- From: Tom N Harris <telliamed@...>
- Date: Sun, 17 Nov 2013 20:19:33 -0500
On Sunday, November 17, 2013 10:28:26 PM Luiz Henrique de Figueiredo wrote:
> > import(io, 'read', 'write', 'setvbuf')
> If you can assume that such statements happen only within say the first
> 10 lines of the file you could write a reader function that scans these
> lines and does a simple gsub. You can even drop the quotes. Something
> like this:
I don't think that's a safe assumption since I may want to only import values
into the scope of a function.
An import statement that's only sugar for `local x = x` I think is of limited
utility. The best justification for importing is to signify to the compiler
your intent to use the names as aliases for a global.
Right now, assignment to a local is being overloaded with two meanings: to
create a unique lexically-scoped name, and to alias a global. The second use
has become common because it is faster than looking up the global value on
every use. But in a different implementation, such as LuaJIT, looking up a
global is not as expensive. In that case, aliasing globals as locals only
creates extra upvalues without much extra speed. If the compiler knew that you
were only aliasing, it could skip creating the upvalues. Aliases also
typically do not get reassigned after being created, which can lead to further

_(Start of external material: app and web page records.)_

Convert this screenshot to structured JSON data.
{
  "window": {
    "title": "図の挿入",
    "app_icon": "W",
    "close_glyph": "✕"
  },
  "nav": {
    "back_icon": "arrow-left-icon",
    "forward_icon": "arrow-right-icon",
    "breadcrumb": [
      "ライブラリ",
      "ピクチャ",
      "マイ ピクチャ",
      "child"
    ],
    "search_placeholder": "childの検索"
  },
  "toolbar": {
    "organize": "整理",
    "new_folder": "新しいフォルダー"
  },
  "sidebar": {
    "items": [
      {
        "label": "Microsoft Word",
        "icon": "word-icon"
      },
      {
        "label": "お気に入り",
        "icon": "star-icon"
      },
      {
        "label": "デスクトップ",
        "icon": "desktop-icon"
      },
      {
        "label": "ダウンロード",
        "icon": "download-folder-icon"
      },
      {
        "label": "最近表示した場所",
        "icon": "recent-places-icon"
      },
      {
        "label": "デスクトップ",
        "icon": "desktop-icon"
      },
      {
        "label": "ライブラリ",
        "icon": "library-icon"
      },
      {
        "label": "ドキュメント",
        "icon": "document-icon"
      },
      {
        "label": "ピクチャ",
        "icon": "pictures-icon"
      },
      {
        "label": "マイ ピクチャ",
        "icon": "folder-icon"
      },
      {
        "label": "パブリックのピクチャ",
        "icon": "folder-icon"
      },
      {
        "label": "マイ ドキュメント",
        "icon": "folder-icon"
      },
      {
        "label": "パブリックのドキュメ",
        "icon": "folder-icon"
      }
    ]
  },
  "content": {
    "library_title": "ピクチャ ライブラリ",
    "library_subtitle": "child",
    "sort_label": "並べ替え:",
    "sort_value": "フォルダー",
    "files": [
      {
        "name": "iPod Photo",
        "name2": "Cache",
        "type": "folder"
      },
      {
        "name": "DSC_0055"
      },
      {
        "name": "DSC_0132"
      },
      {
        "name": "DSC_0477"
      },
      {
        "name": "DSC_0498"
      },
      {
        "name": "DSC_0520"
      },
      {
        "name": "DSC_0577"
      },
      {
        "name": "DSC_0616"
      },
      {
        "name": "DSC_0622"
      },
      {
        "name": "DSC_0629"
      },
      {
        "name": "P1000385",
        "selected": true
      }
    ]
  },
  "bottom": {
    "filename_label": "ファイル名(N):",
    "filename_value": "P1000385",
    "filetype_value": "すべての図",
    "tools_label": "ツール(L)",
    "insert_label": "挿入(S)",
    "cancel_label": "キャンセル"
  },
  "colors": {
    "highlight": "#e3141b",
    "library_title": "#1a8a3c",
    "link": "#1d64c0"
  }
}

Aliasing adds a feature that can't currently be emulated. Creating local
variables can't be done at runtime, so the feature can't be added using just a
function. Thus I think it is reasonable that import be added as a statement.
If in imported name is an alias, then what should happen when an alias is
1. The reference changed. Then aliases act identically to locals.
2. Assignment is forbidden. Aliases are read-only.
3. The global value is changed. Aliases could be used to emulate 'with' from
I think #3 is the most interesting and adds flexibility to the language. If
#1, then the import statement becomes nothing more than sugar. #2 I'm not sure
if it's feasible to implement.